## REQUIREMENT
Could you output every record below exactly as it appears?

## RECORDS TO USE

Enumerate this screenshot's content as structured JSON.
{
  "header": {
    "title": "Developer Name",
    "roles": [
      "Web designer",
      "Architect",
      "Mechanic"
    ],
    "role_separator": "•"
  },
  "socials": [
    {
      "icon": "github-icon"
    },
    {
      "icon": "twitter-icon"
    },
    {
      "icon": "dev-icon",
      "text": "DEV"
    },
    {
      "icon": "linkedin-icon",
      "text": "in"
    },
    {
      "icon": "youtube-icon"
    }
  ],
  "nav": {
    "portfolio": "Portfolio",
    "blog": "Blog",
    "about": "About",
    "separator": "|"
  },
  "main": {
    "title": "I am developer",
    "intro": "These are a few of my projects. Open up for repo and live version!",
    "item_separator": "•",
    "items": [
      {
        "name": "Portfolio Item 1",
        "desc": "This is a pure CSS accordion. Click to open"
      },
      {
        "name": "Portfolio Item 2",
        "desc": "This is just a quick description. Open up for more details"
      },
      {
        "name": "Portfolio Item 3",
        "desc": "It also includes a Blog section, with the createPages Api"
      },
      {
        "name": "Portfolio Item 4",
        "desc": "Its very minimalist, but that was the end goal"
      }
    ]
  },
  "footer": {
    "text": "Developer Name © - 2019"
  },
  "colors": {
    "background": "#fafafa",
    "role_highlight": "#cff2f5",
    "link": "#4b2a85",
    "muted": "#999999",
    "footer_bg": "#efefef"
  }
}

## OUTPUT OF THE TASK
Enumerate this screenshot's content as structured JSON.
{
  "header": {
    "title": "Developer Name",
    "roles": [
      "Web designer",
      "Architect",
      "Mechanic"
    ],
    "role_separator": "•"
  },
  "socials": [
    {
      "icon": "github-icon"
    },
    {
      "icon": "twitter-icon"
    },
    {
      "icon": "dev-icon",
      "text": "DEV"
    },
    {
      "icon": "linkedin-icon",
      "text": "in"
    },
    {
      "icon": "youtube-icon"
    }
  ],
  "nav": {
    "portfolio": "Portfolio",
    "blog": "Blog",
    "about": "About",
    "separator": "|"
  },
  "main": {
    "title": "I am developer",
    "intro": "These are a few of my projects. Open up for repo and live version!",
    "item_separator": "•",
    "items": [
      {
        "name": "Portfolio Item 1",
        "desc": "This is a pure CSS accordion. Click to open"
      },
      {
        "name": "Portfolio Item 2",
        "desc": "This is just a quick description. Open up for more details"
      },
      {
        "name": "Portfolio Item 3",
        "desc": "It also includes a Blog section, with the createPages Api"
      },
      {
        "name": "Portfolio Item 4",
        "desc": "Its very minimalist, but that was the end goal"
      }
    ]
  },
  "footer": {
    "text": "Developer Name © - 2019"
  },
  "colors": {
    "background": "#fafafa",
    "role_highlight": "#cff2f5",
    "link": "#4b2a85",
    "muted": "#999999",
    "footer_bg": "#efefef"
  }
}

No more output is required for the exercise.